Terashi’s Grasp – 2W
Sorcery – Arcane
Destroy target artifact or enchantment. You gain life equal to its converted mana cost.
“As promising as it sounds to study arcane spells, once they see the mana requirements most students become rapidly disenchanted.”
You have no idea how much I’m cringing giving this card three stars, but the reallocation of the color pie has left me little choice. If you want the effect and you want it in the right color, you need to be ready to pay the price. On the plus side, you do get a little life and the status of an Arcane spell. If you’re playing an Arcane deck, this is going to be better than the vanilla options. If you’re not, it might just be your only choice.
White being able to remove creatures on the cheap is nice, but there are far too many restrictions on this card. Historically for three mana you can get this kind of effect without major restrictions and often with substantial benefits, for example with Exile. Instead this has a lot of different ways to go dead and can even be countered by a pump spell. When it works, you’ll rarely net more than one or at most two mana.
Ward of Piety – 1W
1W: The next 1 damage that would be dealt to enchanted creature this turn is dealt to target creature or player instead.
“So don’t be vain and don’t be whiney or else my brother might have to get medieval on your hiney.”
Think of the old creature Zharldan Crusader, which had this effect on a three-mana 2/2. That was a solid card but nothing special, so what is this probably worth? Probably less than +1/+2, which would have made it an important staple, and you can get that kind of pump for one mana without generating any interest.

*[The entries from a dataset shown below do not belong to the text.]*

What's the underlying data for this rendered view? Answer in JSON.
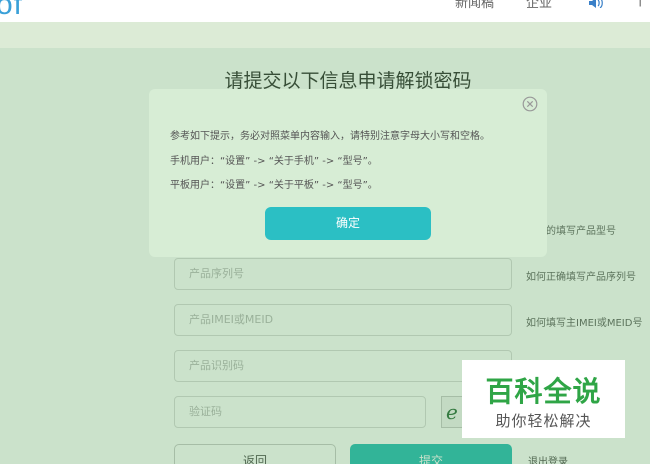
{
  "header": {
    "logo": "of",
    "nav": [
      "新闻稿",
      "企业"
    ]
  },
  "page": {
    "title": "请提交以下信息申请解锁密码",
    "fields": [
      {
        "placeholder": "产品序列号",
        "hint": "如何正确填写产品序列号"
      },
      {
        "placeholder": "产品IMEI或MEID",
        "hint": "如何填写主IMEI或MEID号"
      },
      {
        "placeholder": "产品识别码",
        "hint": ""
      }
    ],
    "model_hint": "正确的填写产品型号",
    "captcha_placeholder": "验证码",
    "captcha_text": "e",
    "back_label": "返回",
    "submit_label": "提交",
    "logout_label": "退出登录"
  },
  "modal": {
    "lines": [
      "参考如下提示，务必对照菜单内容输入，请特别注意字母大小写和空格。",
      "手机用户：“设置” -> “关于手机” -> “型号”。",
      "平板用户：“设置” -> “关于平板” -> “型号”。"
    ],
    "confirm_label": "确定"
  },
  "watermark": {
    "main": "百科全说",
    "sub": "助你轻松解决"
  },
  "colors": {
    "accent": "#2bbfc4",
    "modal_bg": "#d7edd5",
    "band": "#dcebd6",
    "watermark_green": "#2fa546"
  }
}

Waxmane Baku – 2W
Creature – Spirit
Whenever you play a Spirit or Arcane spell, you may put a ki counter on Waxmane Baku. 1, Remove X ki counters from Waxmane Baku: Tap X target creatures 2/2
“I’ll be there in a minute, I just want to see if they’re real.”
All this can do in the end is tap creatures, and considering the amount of work it makes you do and what some other triggered cards can do that’s not enough to be worth thinking about.
Yomiji, Who Bars the Way – 5WW
Legendary Creature – Spirit
Whenever a legendary permanent other than Yomiji, Who Bars the Way is put into a graveyard from play, return that card to its owner’s hand.
“If this is the only way I can find peace, I know what I must do.” – Konda, Lord of Eiganjo
If you would protect others, you must first protect yourself. Yomiji is a seven-mana investment for a card that can be removed normally, and that negates almost all the advantage of protecting other legendary cards. Even if he did protect himself, I’d be hard pressed to justify the price tag if you didn’t throw in flying, which he most definitely should have. How do you bar the way if you can’t even fly?
As usual, White got a lot of cards that have zero chance of ever doing anything, but in this case it got several interesting candidates to compensate. As White sets go, things have been a lot worse. White gets Faithful Squire, Genju of the Plains, Hokori, Dust Drinker, Patron of the Kitsune, Shining Shoal, Tallowisp and Terashi’s Grasp. Tallowisp offers the promise of a very strong control game or a set of powerful creature enhancements called up when you need them, and it could be the most overlooked card in the set right now. The other power cards are hard to miss. For example, there’s Shining Shoal, which I think will live up to all the hype. If the other solid cards prove solid enough, White could end up very happy with this set, particularly after Mirrodin rotates.
Tomorrow: Blue and Black.